Forum supplies policymakers tools to cut embodied carbon in new construction

The University of Washington-hosted Carbon Leadership Forum focused on an array of resources to support development of federal, state or local policies on embodied carbon in construction specifications and projects. Capping 2020 efforts earlier this year, it released the Embodied Carbon Policy Toolkit, offering public officials and industry professionals a carefully designed package to guide decarbonization efforts from Main Street to Washington, D.C.

SOURCE: Carbon Leadership Forum, University of Washington

Embodied carbon policies take a variety of forms, depending on the level of government involvement and scope of behavior a policy is intended to address. Among examples: Procurement policies (like Buy Clean and material-specific variations); building codes; city zoning, land use, plus building regulations and incentives, including facility and material reuse policies; and, executive orders addressing embodied carbon of building and industrial sector emissions.
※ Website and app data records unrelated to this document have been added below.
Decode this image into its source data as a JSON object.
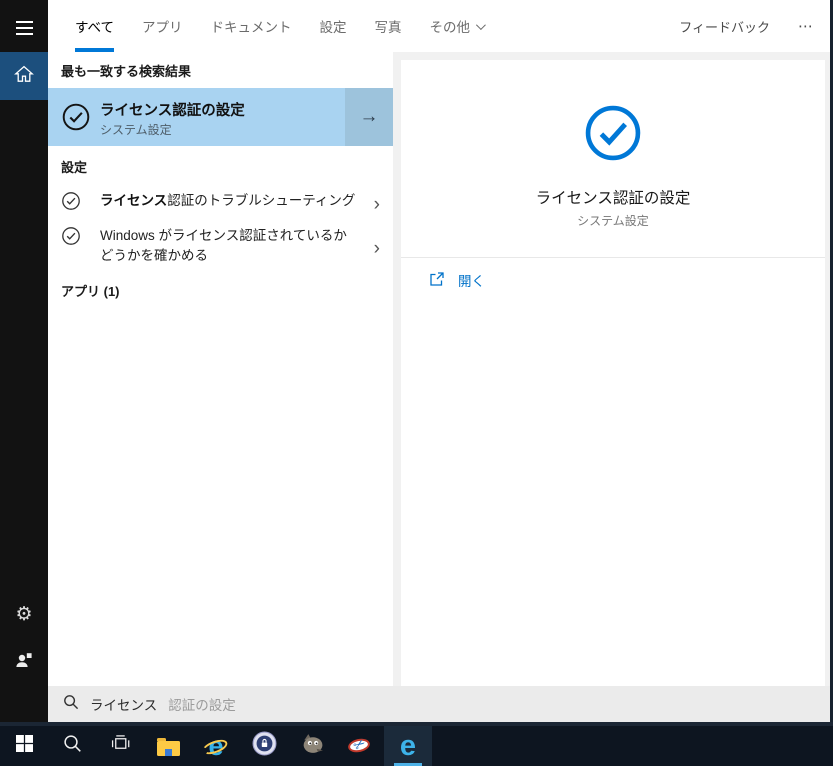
{
  "colors": {
    "accent": "#0078d7",
    "best_match_bg": "#a9d3f1",
    "arrow_button_bg": "#9dc3dc",
    "sidebar_selected_bg": "#1c4f7d",
    "taskbar_bg": "#0d1520",
    "link_blue": "#0072c9"
  },
  "sidebar": {
    "items": [
      "hamburger-menu",
      "home",
      "settings",
      "account"
    ]
  },
  "header": {
    "tabs": [
      {
        "label": "すべて",
        "active": true
      },
      {
        "label": "アプリ",
        "active": false
      },
      {
        "label": "ドキュメント",
        "active": false
      },
      {
        "label": "設定",
        "active": false
      },
      {
        "label": "写真",
        "active": false
      },
      {
        "label": "その他",
        "active": false,
        "has_dropdown": true
      }
    ],
    "feedback_label": "フィードバック",
    "more_label": "⋯"
  },
  "left_panel": {
    "best_match_header": "最も一致する検索結果",
    "best_match": {
      "title": "ライセンス認証の設定",
      "subtitle": "システム設定",
      "icon": "check-circle-icon",
      "arrow": "→"
    },
    "settings_header": "設定",
    "settings_items": [
      {
        "match": "ライセンス",
        "rest": "認証のトラブルシューティング",
        "icon": "check-circle-icon",
        "chevron": "›"
      },
      {
        "match": "",
        "rest": "Windows がライセンス認証されているかどうかを確かめる",
        "icon": "check-circle-icon",
        "chevron": "›"
      }
    ],
    "apps_header": "アプリ (1)"
  },
  "preview": {
    "icon": "check-circle-icon",
    "title": "ライセンス認証の設定",
    "subtitle": "システム設定",
    "open_label": "開く",
    "open_icon": "open-external-icon"
  },
  "search_bar": {
    "icon": "search-icon",
    "typed": "ライセンス",
    "suggestion": "認証の設定"
  },
  "taskbar": {
    "icons": [
      "start",
      "search",
      "task-view",
      "file-explorer",
      "internet-explorer",
      "keepass",
      "gimp",
      "snipping-tool",
      "edge"
    ],
    "active": "edge"
  }
}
“We already know how to create energy-efficient buildings, and have made good progress on the energy side of the equation,” says CLF Founder and Executive Director Kate Simonen. “Reducing the impact of building materials and construction—as much as or more than 50 percent of the life cycle carbon of a building—is both important and under-addressed. We must act now to implement effective low-embodied carbon policies and practices. Emissions released now are more critical than emissions released later.” —

The Structural Engineers 2050 Commitment Program (SE 2050) provides members with the resources to contribute and track projects toward the vision of net-zero embodied carbon structures by mid-century. The American Society of Civil Engineers’ Structural Engineering Institute program answers the Carbon Leadership Forum SE 2050 Challenge, wherein “All structural engineers shall understand, reduce and ultimately eliminate embodied carbon in their projects by 2050.”

In response, the ASCE Structural Engineering Institute Sustainability Committee has been developing the first national program aimed at member commitments to achieve net-zero embodied carbon structures over the next three decades. The SE 2050 Commitment has Plan, Implement and Share strategies. After formal sign on, participants need to create an Embodied Carbon Action Plan covering education, reporting, reduction strategies and advocacy goals. Firms will then implement plans with the support of educational resources and tools accessible through After adequate metrics have been collected for different regions and building types in a SE 2050 database, embodied carbon benchmarks and reduction targets will be developed. — American Society of Civil Engineers, Reston, Va.,